The feature is enabled by default and also sends details on which search queries children have typed in search engines like Bing, Yahoo and Google. Visited sites and used apps are displayed in an overview which allows parents to block either the app or site with a single mouse click.

On its website Microsoft explains the feature which it refers to as “Monitor your child’s device activity”. The email overview that shows what a child did on the computer is called an activity report.

On the page Microsoft writes, “the email summary gives you a lot of info about your child’s PC activities at a glance. But you can always delve into more details—and change permissions and other settings based on the activity info”.

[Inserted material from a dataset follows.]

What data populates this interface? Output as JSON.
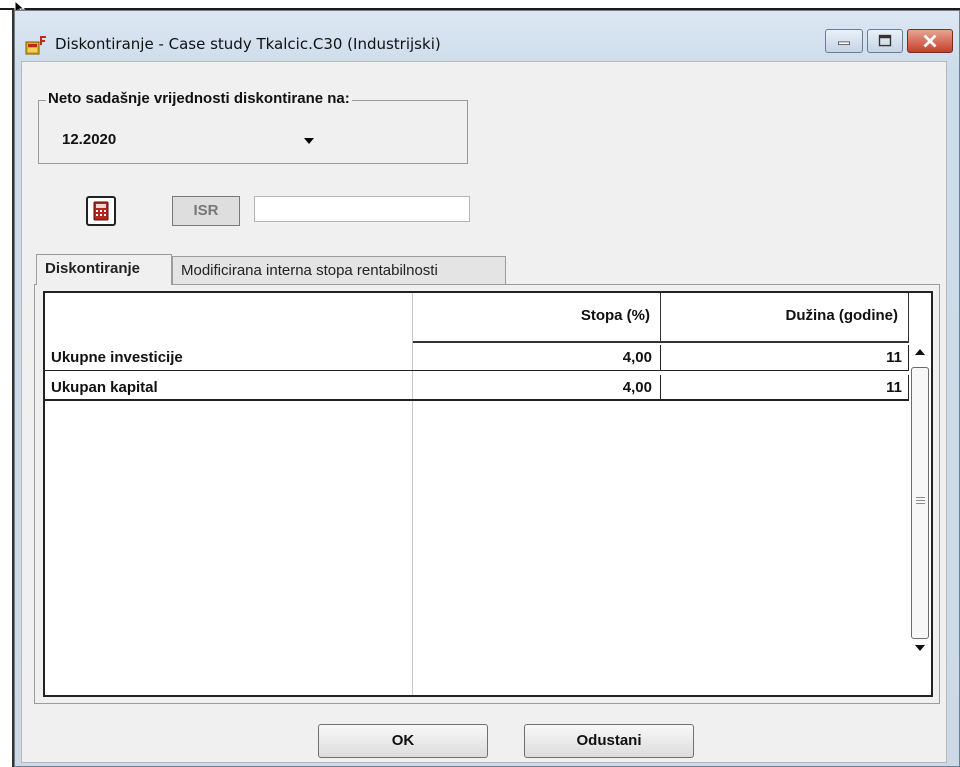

Now with the games kids may be playing this might not be such a huge invasion of privacy, but surfing habits is a different matter. Children have an equal right to privacy as adults do, some Lesbian, Gay, Bisexual, Transgender (LGBT) organisations say.

Children may surf to LGBT related websites with questions or seeking help. Teens or young adults that have discovered their gender sexuality may not immediately want to inform their parents, for fear of being unaccepted. Exposing people in the LGBT community to the outside world that are not ready for it can simply be dangerous.

Parents that created a family account, but never wanted to spy on their children, found out about the option when they first received the overview mails. It was unclear to the parents and their children that the operating system tracked and stored everything happening on the computer. The concerned parents argue the feature violates the privacy of their children.